### [ASSIGNMENT]
Write out all of the records exactly once more and skip the images.

### [EXTRACTED MATERIAL]
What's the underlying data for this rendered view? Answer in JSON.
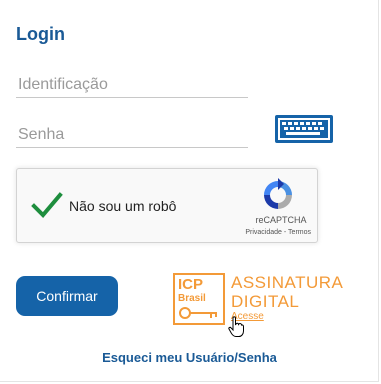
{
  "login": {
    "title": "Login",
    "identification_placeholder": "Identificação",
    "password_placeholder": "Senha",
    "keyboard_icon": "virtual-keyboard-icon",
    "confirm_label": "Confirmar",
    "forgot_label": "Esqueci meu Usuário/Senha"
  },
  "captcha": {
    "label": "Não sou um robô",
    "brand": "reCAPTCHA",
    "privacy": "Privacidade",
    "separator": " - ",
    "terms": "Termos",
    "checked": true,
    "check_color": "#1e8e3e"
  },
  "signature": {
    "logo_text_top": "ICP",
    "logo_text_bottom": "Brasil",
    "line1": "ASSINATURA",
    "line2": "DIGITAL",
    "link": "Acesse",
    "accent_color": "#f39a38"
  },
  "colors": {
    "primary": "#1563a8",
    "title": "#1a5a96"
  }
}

### [TASK OUTPUT]
What's the underlying data for this rendered view? Answer in JSON.
{
  "login": {
    "title": "Login",
    "identification_placeholder": "Identificação",
    "password_placeholder": "Senha",
    "keyboard_icon": "virtual-keyboard-icon",
    "confirm_label": "Confirmar",
    "forgot_label": "Esqueci meu Usuário/Senha"
  },
  "captcha": {
    "label": "Não sou um robô",
    "brand": "reCAPTCHA",
    "privacy": "Privacidade",
    "separator": " - ",
    "terms": "Termos",
    "checked": true,
    "check_color": "#1e8e3e"
  },
  "signature": {
    "logo_text_top": "ICP",
    "logo_text_bottom": "Brasil",
    "line1": "ASSINATURA",
    "line2": "DIGITAL",
    "link": "Acesse",
    "accent_color": "#f39a38"
  },
  "colors": {
    "primary": "#1563a8",
    "title": "#1a5a96"
  }
}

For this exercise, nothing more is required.